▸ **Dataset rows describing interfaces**
:::::

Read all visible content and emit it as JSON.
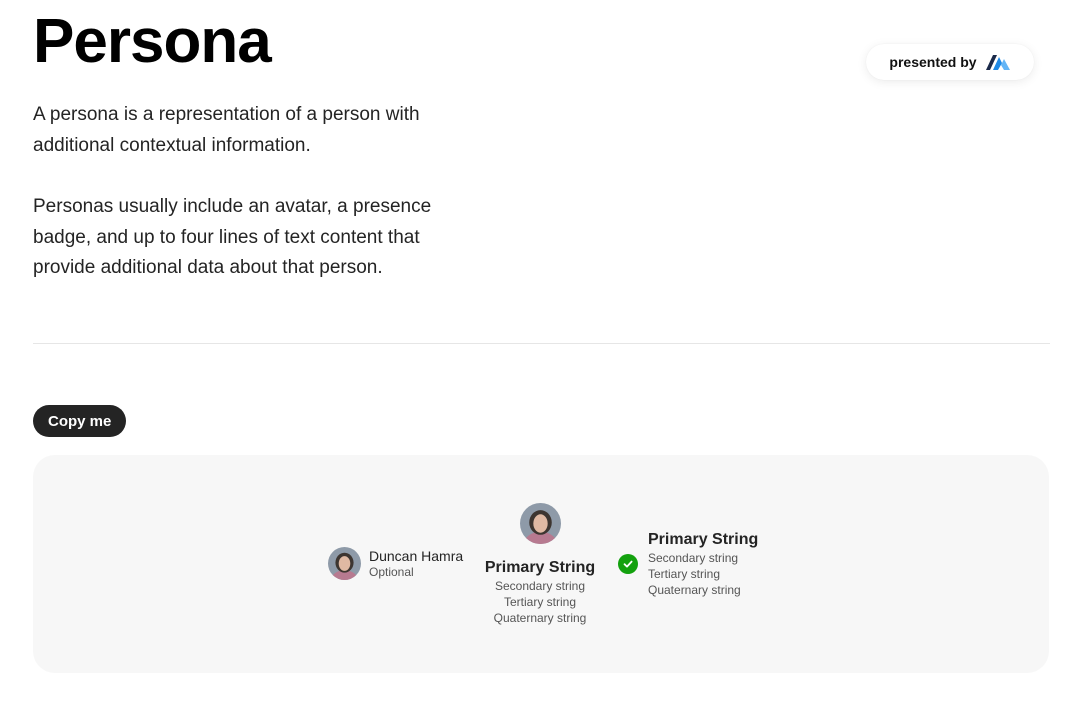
{
  "page": {
    "title": "Persona",
    "description_1": "A persona is a representation of a person with additional contextual information.",
    "description_2": "Personas usually include an avatar, a presence badge, and up to four lines of text content that provide additional data about that person."
  },
  "badge": {
    "label": "presented by",
    "logo_icon": "brand-logo-icon"
  },
  "copy_button": {
    "label": "Copy me"
  },
  "examples": {
    "small": {
      "name": "Duncan Hamra",
      "secondary": "Optional",
      "avatar_icon": "avatar-photo"
    },
    "centered": {
      "primary": "Primary String",
      "secondary": "Secondary string",
      "tertiary": "Tertiary string",
      "quaternary": "Quaternary string",
      "avatar_icon": "avatar-photo"
    },
    "presence": {
      "primary": "Primary String",
      "secondary": "Secondary string",
      "tertiary": "Tertiary string",
      "quaternary": "Quaternary string",
      "presence_icon": "available-check-icon",
      "presence_color": "#13a10e"
    }
  },
  "colors": {
    "button_bg": "#242424",
    "panel_bg": "#f7f7f7",
    "presence": "#13a10e"
  }
}
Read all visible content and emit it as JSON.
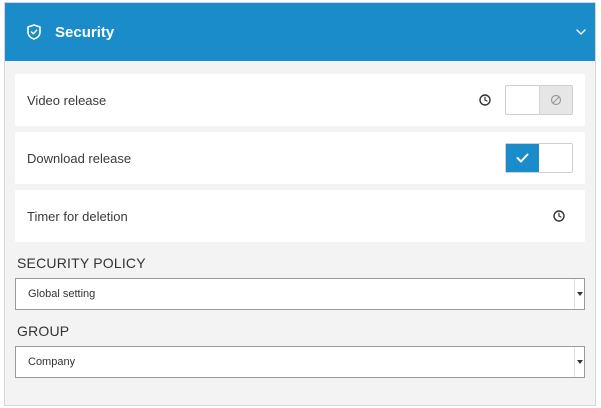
{
  "panel": {
    "title": "Security",
    "header_icon": "shield-icon",
    "collapse_icon": "chevron-down-icon"
  },
  "settings": [
    {
      "label": "Video release",
      "clock_icon": "clock-icon",
      "toggle": "off"
    },
    {
      "label": "Download release",
      "toggle": "on"
    },
    {
      "label": "Timer for deletion",
      "clock_icon": "clock-icon"
    }
  ],
  "security_policy": {
    "label": "SECURITY POLICY",
    "value": "Global setting"
  },
  "group": {
    "label": "GROUP",
    "value": "Company"
  },
  "colors": {
    "accent": "#1a8cc9",
    "panel_bg": "#f3f3f3",
    "row_bg": "#ffffff"
  }
}
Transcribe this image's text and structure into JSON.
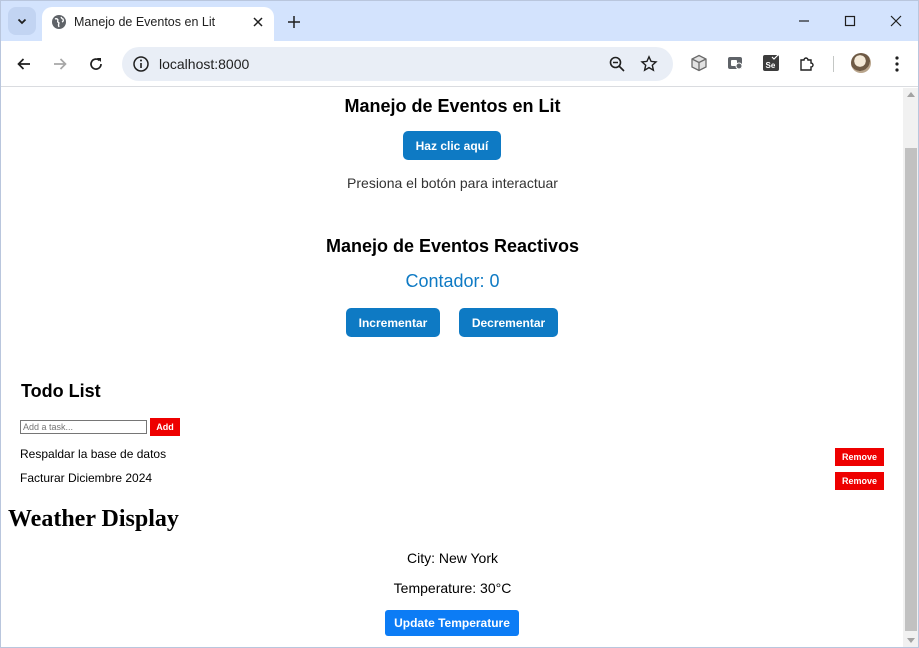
{
  "browser": {
    "tab_title": "Manejo de Eventos en Lit",
    "url": "localhost:8000"
  },
  "events": {
    "heading": "Manejo de Eventos en Lit",
    "button_label": "Haz clic aquí",
    "message": "Presiona el botón para interactuar"
  },
  "reactive": {
    "heading": "Manejo de Eventos Reactivos",
    "counter_text": "Contador: 0",
    "increment_label": "Incrementar",
    "decrement_label": "Decrementar"
  },
  "todo": {
    "heading": "Todo List",
    "input_placeholder": "Add a task...",
    "add_label": "Add",
    "remove_label": "Remove",
    "items": [
      {
        "text": "Respaldar la base de datos"
      },
      {
        "text": "Facturar Diciembre 2024"
      }
    ]
  },
  "weather": {
    "heading": "Weather Display",
    "city_text": "City: New York",
    "temperature_text": "Temperature: 30°C",
    "update_label": "Update Temperature"
  },
  "colors": {
    "accent_blue": "#0e7ac4",
    "remove_red": "#ee0000",
    "update_blue": "#0c7cf5",
    "tabstrip": "#d3e3fd"
  }
}
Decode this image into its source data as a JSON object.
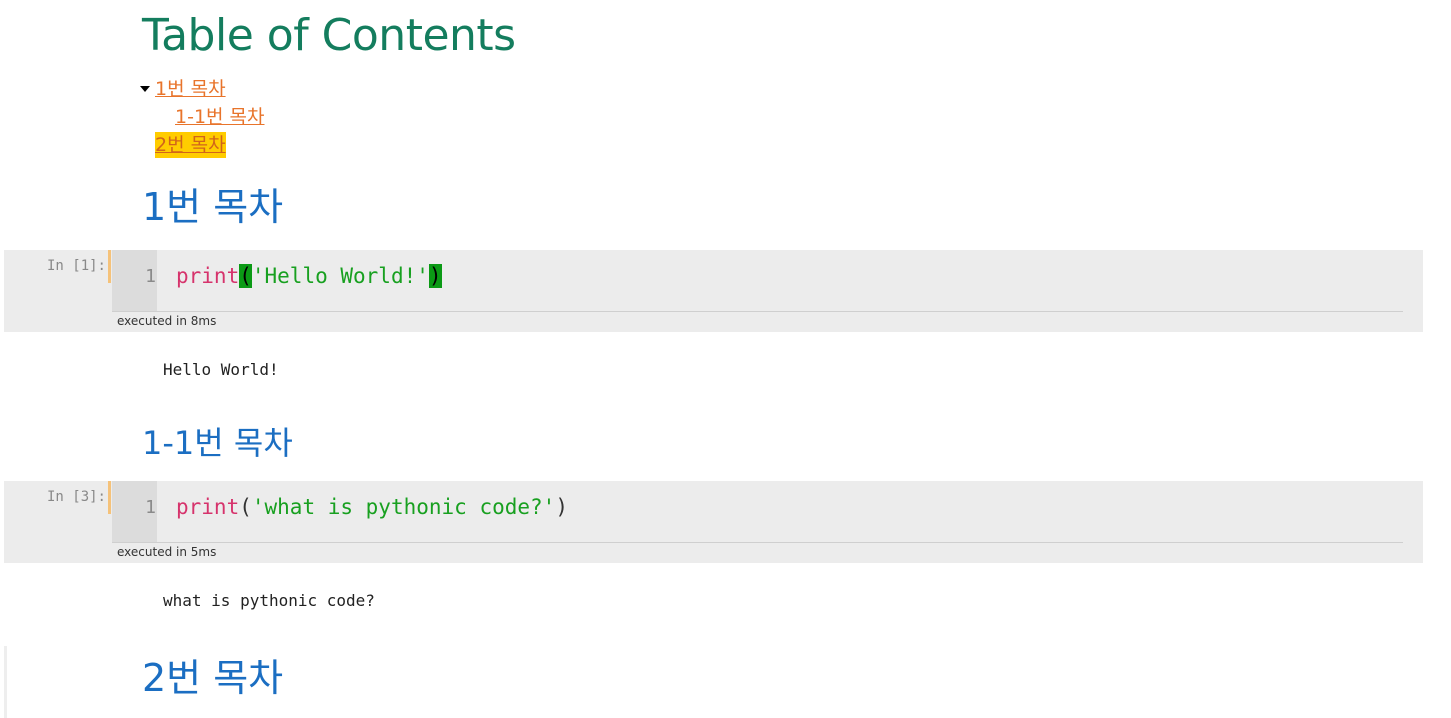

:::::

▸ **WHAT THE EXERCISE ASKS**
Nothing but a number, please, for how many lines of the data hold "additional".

▸ **REPLY TO THE EXERCISE**
2